[Start of section]

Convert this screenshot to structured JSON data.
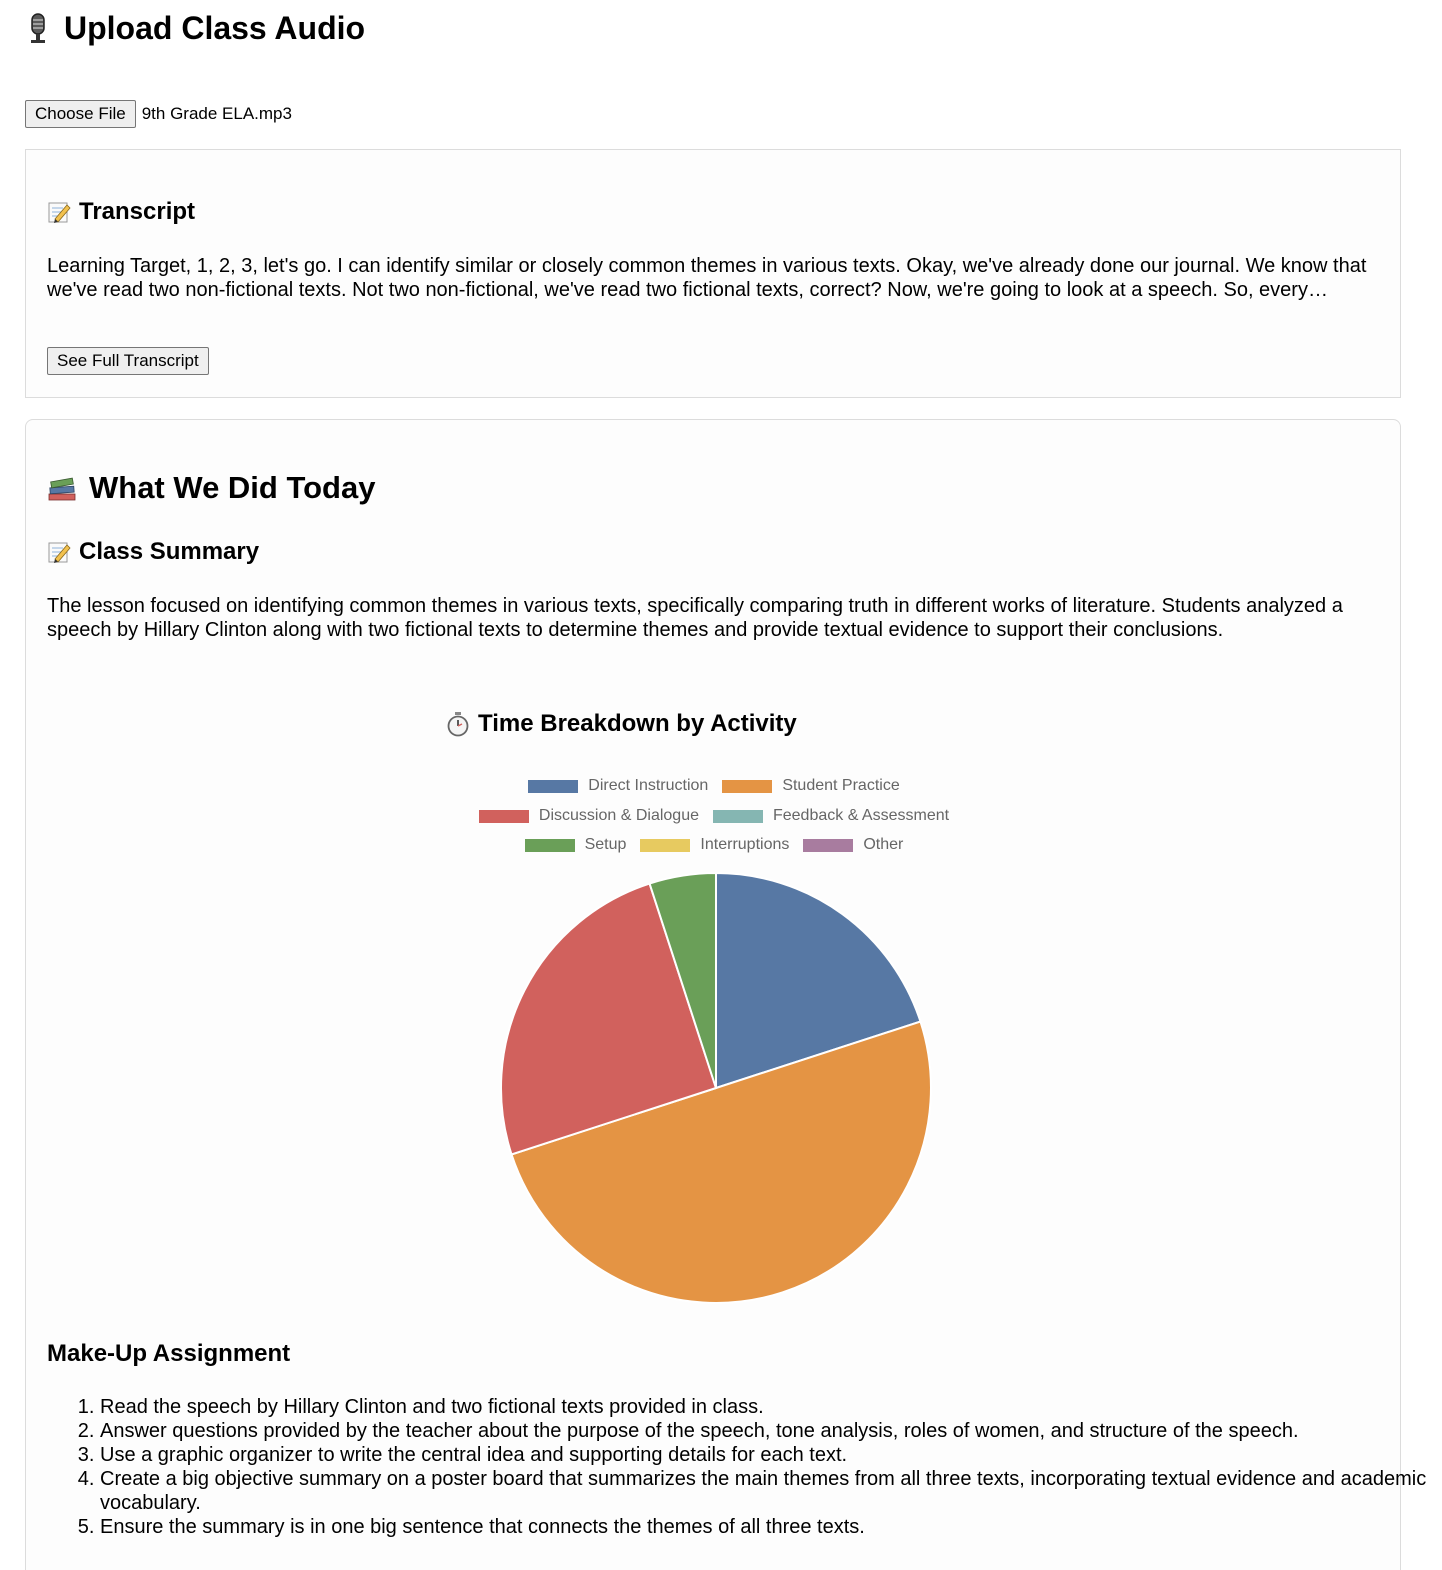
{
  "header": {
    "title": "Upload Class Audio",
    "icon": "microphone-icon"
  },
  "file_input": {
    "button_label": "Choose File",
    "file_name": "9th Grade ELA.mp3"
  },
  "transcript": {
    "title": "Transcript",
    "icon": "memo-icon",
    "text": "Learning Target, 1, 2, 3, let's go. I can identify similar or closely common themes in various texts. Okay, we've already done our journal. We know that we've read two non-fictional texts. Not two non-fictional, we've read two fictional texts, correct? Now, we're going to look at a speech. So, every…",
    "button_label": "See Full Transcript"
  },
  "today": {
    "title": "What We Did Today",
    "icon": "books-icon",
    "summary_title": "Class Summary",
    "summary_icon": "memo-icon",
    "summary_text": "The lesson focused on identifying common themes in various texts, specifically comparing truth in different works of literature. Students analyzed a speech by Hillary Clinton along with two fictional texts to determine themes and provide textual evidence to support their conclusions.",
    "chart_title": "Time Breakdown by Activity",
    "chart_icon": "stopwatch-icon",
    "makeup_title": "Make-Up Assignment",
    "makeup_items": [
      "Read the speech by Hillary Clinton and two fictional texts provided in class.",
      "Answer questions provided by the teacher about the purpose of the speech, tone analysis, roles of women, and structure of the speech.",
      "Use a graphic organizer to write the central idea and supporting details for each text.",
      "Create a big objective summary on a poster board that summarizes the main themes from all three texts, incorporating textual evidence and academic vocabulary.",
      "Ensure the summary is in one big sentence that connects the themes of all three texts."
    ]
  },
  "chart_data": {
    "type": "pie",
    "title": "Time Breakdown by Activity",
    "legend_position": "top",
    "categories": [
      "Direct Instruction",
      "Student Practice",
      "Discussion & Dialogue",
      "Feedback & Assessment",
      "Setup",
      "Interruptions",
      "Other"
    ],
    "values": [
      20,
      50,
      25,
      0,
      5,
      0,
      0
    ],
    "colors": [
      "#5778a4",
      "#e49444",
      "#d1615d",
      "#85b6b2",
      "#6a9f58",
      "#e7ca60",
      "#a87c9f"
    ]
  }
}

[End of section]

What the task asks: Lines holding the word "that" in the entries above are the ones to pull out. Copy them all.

Exercise response:
    "text": "Learning Target, 1, 2, 3, let's go. I can identify similar or closely common themes in various texts. Okay, we've already done our journal. We know that we've read two non-fictional texts. Not two non-fictional, we've read two fictional texts, correct? Now, we're going to look at a speech. So, every…",
      "Create a big objective summary on a poster board that summarizes the main themes from all three texts, incorporating textual evidence and academic vocabulary.",
      "Ensure the summary is in one big sentence that connects the themes of all three texts."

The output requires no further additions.